Dr. Susser recommended being tested for COVID-19 (even if you don’t have symptoms) in the following situations: (1) If you’ve had close contact (meaning contact for more than 15 minutes, less than 2 metres apart without a mask) with someone who had COVID-19 up to 48 hours before their symptoms began (or, if they don’t have symptoms, 48 hours before they got tested. (2) If you received an exposure notification from a COVID Alert app. And (3) if you receive a call from public health and are asked to go and get tested.
Beware the symptoms
Dr. Susser said it is important to understand that COVID-19 can present with no symptoms, or with symptoms that are very non-specific. “This year in particular, very few other viruses are going around. So, if you feel sick, it’s probably COVID.”
She said that if you have symptoms that are similar to the flu, gastroenteritis or even COVID – classic symptoms such as fever, cough or difficulty breathing, or if you have no symptoms but were in close contact with a person who did test positive for COVID – you can plan your next step by using a decision fact sheet which is available at the following website: https://www.quebec.ca/en/health/health-issues/a-z/2019-coronavirus/decision-fact-sheet-covid-19.
As she pointed out, the document is available in a fairly wide range of languages, including English, French, Hebrew, Yiddish and others. A COVID-19 self-care guide is also accessible on the same website, and these tools are updated as new information about the coronavirus becomes available.
A Shaar Shalom event
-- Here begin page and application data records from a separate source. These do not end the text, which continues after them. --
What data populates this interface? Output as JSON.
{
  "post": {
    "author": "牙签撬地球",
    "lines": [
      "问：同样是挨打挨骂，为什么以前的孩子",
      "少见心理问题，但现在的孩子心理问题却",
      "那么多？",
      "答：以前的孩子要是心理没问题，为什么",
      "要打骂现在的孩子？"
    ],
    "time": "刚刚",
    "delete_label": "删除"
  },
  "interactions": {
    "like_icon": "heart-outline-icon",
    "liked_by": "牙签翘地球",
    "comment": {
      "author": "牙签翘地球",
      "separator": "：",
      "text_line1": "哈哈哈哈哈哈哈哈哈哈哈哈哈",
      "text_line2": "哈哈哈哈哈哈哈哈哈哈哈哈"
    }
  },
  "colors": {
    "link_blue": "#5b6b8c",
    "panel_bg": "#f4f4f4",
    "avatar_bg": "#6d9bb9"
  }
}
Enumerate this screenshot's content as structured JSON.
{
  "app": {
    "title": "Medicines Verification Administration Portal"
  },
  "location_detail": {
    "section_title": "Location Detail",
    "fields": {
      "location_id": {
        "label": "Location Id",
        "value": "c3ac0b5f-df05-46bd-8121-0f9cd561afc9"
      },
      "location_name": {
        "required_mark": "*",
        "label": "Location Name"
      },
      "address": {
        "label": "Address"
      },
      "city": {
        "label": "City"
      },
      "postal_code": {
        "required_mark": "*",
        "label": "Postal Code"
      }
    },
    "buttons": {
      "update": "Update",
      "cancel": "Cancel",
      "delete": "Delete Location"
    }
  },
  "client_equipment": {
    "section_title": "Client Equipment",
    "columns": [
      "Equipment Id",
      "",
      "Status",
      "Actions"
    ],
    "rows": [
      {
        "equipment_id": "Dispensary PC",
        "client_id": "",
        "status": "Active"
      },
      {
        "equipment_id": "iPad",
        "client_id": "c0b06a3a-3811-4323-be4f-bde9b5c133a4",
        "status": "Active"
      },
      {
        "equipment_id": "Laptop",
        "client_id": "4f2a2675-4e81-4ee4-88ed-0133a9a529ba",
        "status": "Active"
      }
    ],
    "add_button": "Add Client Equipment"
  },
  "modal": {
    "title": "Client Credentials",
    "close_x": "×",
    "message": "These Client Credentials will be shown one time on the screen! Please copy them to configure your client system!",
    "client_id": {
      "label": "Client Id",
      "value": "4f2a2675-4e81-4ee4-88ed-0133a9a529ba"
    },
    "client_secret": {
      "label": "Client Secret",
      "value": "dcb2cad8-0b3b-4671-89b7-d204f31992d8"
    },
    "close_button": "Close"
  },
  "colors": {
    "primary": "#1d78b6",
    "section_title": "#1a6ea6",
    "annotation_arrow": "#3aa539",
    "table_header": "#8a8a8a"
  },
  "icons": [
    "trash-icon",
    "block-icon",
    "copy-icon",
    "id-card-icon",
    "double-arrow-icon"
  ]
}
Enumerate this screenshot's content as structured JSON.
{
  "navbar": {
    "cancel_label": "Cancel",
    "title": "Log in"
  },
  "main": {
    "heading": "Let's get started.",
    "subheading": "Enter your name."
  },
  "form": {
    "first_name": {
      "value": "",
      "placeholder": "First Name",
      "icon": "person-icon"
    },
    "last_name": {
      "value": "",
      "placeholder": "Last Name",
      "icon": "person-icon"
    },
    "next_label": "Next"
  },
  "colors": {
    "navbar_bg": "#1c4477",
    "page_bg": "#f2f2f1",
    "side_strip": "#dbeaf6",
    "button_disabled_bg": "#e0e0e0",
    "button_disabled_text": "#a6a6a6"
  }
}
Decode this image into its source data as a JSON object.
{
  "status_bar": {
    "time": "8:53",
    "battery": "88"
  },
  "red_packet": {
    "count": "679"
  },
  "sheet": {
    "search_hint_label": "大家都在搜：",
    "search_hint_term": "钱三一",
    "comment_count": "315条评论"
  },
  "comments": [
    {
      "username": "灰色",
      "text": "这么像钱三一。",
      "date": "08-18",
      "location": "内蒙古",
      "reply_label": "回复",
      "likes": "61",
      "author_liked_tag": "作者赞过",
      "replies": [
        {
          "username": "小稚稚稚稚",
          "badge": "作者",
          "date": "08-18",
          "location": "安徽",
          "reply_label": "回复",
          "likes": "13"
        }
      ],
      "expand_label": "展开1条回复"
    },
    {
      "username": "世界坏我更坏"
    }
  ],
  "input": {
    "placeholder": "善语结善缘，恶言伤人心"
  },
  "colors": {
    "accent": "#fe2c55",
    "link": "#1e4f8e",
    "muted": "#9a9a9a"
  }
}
Last week’s event was organized by Congregation Shaar Shalom vice-president Lewis Fogel, president Mike Andradi, and Young Israel of Chomedey president Issie Baum. Chomedey MNA Guy Ouellette was among those who logged into the online platform to take part in the event. “We would like take this opportunity to thank our speakers,” the organizers said in a statement explaining the purpose of the evening. “We are aware that seniors are having difficulties at this time and need help.”